WHAT IS NEEDED: Please copy every line of the records below that holds the word "this".

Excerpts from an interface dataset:
^^^^^^^^^^^^^^^^

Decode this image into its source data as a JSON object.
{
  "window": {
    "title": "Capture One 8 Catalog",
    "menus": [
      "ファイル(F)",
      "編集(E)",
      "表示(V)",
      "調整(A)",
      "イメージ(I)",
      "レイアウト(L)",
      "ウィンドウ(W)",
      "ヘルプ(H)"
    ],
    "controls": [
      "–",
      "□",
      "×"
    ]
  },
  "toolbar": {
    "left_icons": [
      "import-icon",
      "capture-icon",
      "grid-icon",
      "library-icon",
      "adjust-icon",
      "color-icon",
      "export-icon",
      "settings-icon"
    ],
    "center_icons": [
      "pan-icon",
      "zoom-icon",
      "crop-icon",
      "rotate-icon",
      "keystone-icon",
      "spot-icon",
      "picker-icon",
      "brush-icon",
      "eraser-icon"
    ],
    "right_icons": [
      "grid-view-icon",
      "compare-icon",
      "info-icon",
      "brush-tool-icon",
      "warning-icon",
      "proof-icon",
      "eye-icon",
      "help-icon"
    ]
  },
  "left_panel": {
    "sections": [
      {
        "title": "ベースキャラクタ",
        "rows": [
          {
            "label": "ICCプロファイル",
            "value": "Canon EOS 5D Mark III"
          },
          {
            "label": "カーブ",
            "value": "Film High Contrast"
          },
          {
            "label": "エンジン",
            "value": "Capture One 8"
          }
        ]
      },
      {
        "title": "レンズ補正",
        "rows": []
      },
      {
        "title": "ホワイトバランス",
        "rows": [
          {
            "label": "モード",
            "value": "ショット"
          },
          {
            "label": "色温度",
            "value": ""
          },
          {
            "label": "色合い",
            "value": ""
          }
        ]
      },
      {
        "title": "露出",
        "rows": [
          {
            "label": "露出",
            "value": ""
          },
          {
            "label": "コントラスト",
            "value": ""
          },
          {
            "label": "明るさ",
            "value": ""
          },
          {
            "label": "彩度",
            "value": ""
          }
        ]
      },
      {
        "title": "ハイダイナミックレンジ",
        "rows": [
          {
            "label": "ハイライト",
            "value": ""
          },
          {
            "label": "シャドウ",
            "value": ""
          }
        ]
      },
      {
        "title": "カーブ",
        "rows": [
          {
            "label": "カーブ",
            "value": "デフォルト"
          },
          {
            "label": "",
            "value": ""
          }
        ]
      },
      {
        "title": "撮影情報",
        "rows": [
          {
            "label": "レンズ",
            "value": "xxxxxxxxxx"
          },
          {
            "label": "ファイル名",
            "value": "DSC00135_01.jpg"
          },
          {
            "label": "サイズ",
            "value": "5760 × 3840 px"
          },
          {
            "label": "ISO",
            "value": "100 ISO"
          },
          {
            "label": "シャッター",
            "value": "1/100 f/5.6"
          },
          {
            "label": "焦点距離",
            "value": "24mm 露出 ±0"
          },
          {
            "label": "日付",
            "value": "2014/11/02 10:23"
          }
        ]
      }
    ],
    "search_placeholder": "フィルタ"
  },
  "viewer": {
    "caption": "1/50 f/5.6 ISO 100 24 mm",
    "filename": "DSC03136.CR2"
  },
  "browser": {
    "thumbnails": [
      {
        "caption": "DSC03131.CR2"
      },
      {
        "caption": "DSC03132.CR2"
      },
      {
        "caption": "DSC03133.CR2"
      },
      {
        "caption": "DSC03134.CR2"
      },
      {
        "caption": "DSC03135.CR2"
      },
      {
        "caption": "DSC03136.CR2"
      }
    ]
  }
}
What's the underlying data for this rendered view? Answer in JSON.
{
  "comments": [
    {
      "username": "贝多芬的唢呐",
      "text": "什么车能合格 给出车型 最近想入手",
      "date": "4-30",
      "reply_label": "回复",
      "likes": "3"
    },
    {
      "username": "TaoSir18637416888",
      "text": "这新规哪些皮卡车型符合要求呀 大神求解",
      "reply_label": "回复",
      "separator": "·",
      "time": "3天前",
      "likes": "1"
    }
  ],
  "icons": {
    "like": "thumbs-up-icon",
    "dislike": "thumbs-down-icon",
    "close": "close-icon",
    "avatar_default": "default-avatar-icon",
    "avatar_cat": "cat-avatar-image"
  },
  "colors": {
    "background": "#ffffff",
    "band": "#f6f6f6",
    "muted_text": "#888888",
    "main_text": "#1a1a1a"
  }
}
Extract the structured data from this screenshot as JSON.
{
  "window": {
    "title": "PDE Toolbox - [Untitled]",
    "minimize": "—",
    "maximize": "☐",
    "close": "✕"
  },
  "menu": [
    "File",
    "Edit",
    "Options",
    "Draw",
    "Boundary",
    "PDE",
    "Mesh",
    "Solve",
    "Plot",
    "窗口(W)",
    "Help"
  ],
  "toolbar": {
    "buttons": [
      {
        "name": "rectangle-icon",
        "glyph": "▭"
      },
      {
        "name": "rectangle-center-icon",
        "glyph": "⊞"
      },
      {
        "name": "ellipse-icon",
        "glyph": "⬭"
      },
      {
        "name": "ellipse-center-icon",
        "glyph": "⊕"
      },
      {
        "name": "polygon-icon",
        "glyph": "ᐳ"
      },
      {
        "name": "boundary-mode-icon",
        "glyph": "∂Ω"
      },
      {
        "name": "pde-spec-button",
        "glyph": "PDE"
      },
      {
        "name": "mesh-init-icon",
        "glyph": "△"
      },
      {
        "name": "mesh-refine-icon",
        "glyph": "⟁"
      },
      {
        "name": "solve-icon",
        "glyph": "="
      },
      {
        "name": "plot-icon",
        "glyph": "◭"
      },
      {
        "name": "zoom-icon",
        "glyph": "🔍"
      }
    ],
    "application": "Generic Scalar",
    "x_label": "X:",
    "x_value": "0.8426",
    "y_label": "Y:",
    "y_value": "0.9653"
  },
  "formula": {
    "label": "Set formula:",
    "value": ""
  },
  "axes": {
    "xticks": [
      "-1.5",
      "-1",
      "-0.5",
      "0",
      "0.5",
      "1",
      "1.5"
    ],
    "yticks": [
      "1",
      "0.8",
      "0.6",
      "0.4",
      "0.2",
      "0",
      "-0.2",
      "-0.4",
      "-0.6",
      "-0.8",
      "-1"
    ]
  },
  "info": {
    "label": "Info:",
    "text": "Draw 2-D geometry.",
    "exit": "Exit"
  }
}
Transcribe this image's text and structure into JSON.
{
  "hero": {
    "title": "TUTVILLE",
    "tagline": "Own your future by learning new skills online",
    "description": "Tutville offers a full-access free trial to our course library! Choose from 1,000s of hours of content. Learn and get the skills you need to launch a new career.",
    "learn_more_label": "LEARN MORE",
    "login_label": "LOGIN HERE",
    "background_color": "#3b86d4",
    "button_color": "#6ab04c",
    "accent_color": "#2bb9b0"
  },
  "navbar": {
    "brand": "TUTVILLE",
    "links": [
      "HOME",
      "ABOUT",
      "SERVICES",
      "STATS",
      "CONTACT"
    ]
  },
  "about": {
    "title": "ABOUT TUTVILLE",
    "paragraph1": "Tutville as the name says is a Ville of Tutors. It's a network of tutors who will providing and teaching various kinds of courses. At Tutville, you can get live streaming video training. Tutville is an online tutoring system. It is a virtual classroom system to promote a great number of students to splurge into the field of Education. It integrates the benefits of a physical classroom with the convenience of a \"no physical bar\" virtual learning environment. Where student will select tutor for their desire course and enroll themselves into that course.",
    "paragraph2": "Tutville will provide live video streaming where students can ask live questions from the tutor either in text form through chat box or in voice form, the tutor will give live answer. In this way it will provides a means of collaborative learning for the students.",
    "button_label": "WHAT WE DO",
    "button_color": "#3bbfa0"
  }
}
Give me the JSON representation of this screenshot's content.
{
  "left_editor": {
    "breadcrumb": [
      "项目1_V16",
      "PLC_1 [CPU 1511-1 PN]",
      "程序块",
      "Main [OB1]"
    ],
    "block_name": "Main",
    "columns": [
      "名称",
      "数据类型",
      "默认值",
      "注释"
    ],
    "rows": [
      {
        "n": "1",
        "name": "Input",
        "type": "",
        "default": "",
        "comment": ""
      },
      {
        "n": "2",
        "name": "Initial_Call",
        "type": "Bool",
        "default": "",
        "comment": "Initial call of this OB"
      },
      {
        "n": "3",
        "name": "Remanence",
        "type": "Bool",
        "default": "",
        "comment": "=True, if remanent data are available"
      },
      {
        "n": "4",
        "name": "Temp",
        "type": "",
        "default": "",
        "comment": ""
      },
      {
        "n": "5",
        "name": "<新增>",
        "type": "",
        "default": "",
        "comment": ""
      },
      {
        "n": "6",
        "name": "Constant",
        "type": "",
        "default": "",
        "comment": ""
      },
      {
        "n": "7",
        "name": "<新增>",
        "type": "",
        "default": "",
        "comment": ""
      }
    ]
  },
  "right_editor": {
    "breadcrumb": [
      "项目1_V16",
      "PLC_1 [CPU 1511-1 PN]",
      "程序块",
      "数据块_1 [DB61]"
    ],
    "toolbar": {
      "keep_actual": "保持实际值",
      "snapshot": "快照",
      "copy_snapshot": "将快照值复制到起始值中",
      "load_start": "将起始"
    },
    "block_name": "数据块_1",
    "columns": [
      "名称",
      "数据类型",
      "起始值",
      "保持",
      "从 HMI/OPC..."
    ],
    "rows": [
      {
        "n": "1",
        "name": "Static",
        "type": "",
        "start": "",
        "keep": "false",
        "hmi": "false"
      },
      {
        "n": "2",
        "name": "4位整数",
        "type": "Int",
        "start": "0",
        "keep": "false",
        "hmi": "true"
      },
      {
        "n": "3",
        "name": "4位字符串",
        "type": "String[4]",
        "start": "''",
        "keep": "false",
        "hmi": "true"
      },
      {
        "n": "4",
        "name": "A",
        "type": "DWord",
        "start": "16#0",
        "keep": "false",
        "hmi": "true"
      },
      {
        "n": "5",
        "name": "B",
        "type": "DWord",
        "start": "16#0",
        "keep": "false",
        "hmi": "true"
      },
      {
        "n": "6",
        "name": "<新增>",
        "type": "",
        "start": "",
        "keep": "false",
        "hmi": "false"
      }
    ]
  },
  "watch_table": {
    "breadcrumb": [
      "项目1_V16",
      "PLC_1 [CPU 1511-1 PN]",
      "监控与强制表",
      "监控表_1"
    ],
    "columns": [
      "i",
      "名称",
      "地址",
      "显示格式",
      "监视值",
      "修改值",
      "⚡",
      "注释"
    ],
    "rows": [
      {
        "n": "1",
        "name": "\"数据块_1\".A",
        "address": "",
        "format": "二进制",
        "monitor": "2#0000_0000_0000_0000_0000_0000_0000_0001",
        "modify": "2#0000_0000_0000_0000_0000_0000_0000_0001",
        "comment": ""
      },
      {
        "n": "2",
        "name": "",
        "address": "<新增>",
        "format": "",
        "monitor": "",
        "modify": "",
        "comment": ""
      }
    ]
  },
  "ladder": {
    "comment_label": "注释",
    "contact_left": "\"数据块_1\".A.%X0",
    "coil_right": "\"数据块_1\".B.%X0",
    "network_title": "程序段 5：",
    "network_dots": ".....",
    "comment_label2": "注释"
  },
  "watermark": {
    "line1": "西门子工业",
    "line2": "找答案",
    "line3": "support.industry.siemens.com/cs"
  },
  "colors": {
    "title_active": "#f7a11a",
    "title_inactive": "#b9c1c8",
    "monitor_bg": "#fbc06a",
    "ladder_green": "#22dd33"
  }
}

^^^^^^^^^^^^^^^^

YOUR SOLUTION:
Decode this image into its source data as a JSON object.
What's the underlying data for this rendered view? Answer in JSON.
Extract the structured data from this screenshot as JSON.
Transcribe this image's text and structure into JSON.
    "paragraph2": "Tutville will provide live video streaming where students can ask live questions from the tutor either in text form through chat box or in voice form, the tutor will give live answer. In this way it will provides a means of collaborative learning for the students.",
Give me the JSON representation of this screenshot's content.
        "comment": "Initial call of this OB"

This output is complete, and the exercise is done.